- TASK DIRECTIONS
Word for word, please copy the line containing "Convert this screenshot" and all lines after it in the entries below, and only those, leaving every picture out.

(Website and app data records)
· · · · ·

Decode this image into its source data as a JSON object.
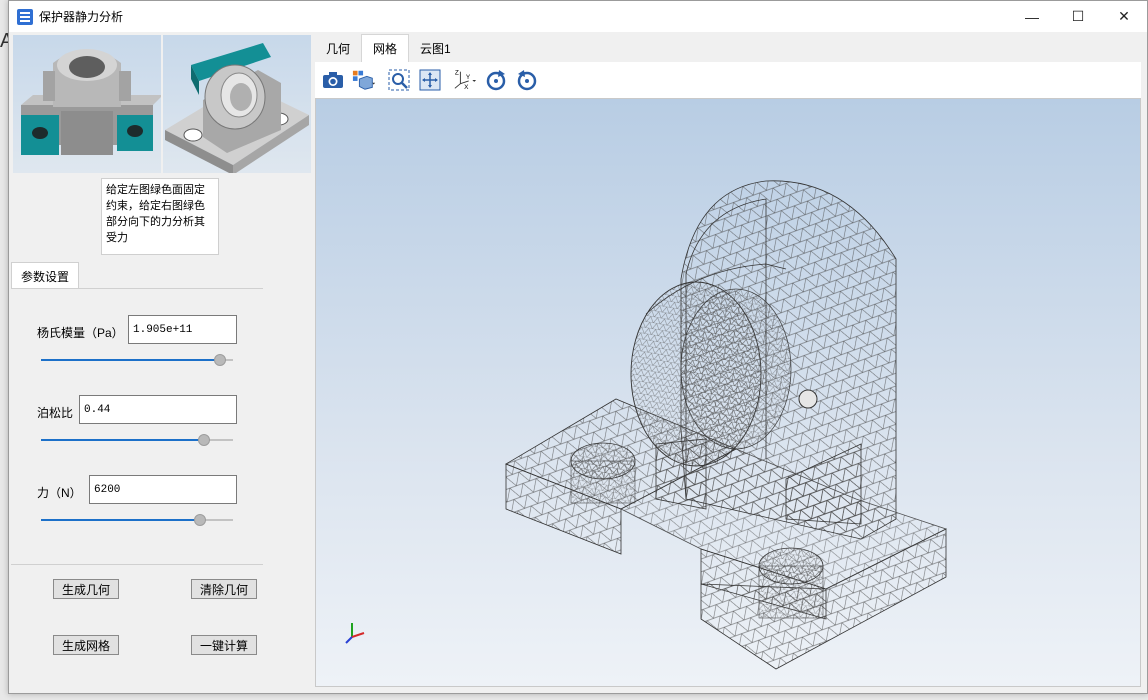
{
  "window": {
    "title": "保护器静力分析",
    "controls": {
      "minimize": "—",
      "maximize": "☐",
      "close": "✕"
    }
  },
  "background": {
    "stub_text": "A"
  },
  "left": {
    "hint_text": "给定左图绿色面固定约束，给定右图绿色部分向下的力分析其受力",
    "params_tab": "参数设置",
    "fields": {
      "youngs": {
        "label": "杨氏模量（Pa）",
        "value": "1.905e+11",
        "slider_fraction": 0.93
      },
      "poisson": {
        "label": "泊松比",
        "value": "0.44",
        "slider_fraction": 0.85
      },
      "force": {
        "label": "力（N）",
        "value": "6200",
        "slider_fraction": 0.83
      }
    },
    "buttons": {
      "gen_geometry": "生成几何",
      "clear_geometry": "清除几何",
      "gen_mesh": "生成网格",
      "one_click": "一键计算"
    }
  },
  "right": {
    "tabs": [
      {
        "label": "几何",
        "active": false
      },
      {
        "label": "网格",
        "active": true
      },
      {
        "label": "云图1",
        "active": false
      }
    ],
    "toolbar_icons": [
      "camera-icon",
      "view-cube-icon",
      "zoom-box-icon",
      "fit-all-icon",
      "axis-view-icon",
      "rotate-cw-icon",
      "rotate-ccw-icon"
    ]
  },
  "colors": {
    "accent": "#1c70c9",
    "teal": "#138f95",
    "mesh": "#3a3a3a"
  }
}
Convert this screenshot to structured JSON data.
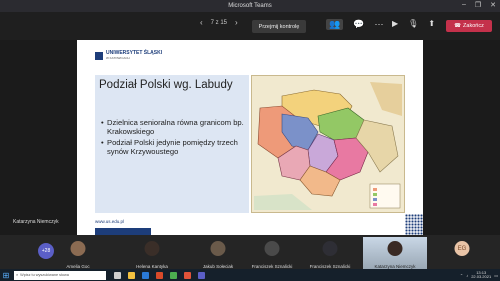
{
  "window": {
    "title": "Microsoft Teams"
  },
  "toolbar": {
    "slide_counter": "7 z 15",
    "take_control": "Przejmij kontrolę",
    "leave": "Zakończ"
  },
  "slide": {
    "logo_line1": "UNIWERSYTET ŚLĄSKI",
    "logo_line2": "W KATOWICACH",
    "title": "Podział Polski wg. Labudy",
    "bullets": [
      "Dzielnica senioralna równa granicom bp. Krakowskiego",
      "Podział Polski jedynie pomiędzy trzech synów Krzywoustego"
    ],
    "url": "www.us.edu.pl"
  },
  "presenter": {
    "name": "Katarzyna Niemczyk"
  },
  "participants": {
    "overflow": "+28",
    "names": [
      "Amelia Goc",
      "Helena Kantyka",
      "Jakub Sołeciak",
      "Franciszek Sznalicki",
      "Katarzyna Niemczyk"
    ],
    "initials": "EG"
  },
  "taskbar": {
    "search_placeholder": "Wpisz tu wyszukiwane słowa",
    "time": "13:13",
    "date": "22.03.2021"
  }
}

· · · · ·

- ANSWER TO THIS PROBLEM
Convert this screenshot to structured JSON data.
{
  "window": {
    "title": "Microsoft Teams"
  },
  "toolbar": {
    "slide_counter": "7 z 15",
    "take_control": "Przejmij kontrolę",
    "leave": "Zakończ"
  },
  "slide": {
    "logo_line1": "UNIWERSYTET ŚLĄSKI",
    "logo_line2": "W KATOWICACH",
    "title": "Podział Polski wg. Labudy",
    "bullets": [
      "Dzielnica senioralna równa granicom bp. Krakowskiego",
      "Podział Polski jedynie pomiędzy trzech synów Krzywoustego"
    ],
    "url": "www.us.edu.pl"
  },
  "presenter": {
    "name": "Katarzyna Niemczyk"
  },
  "participants": {
    "overflow": "+28",
    "names": [
      "Amelia Goc",
      "Helena Kantyka",
      "Jakub Sołeciak",
      "Franciszek Sznalicki",
      "Katarzyna Niemczyk"
    ],
    "initials": "EG"
  },
  "taskbar": {
    "search_placeholder": "Wpisz tu wyszukiwane słowa",
    "time": "13:13",
    "date": "22.03.2021"
  }
}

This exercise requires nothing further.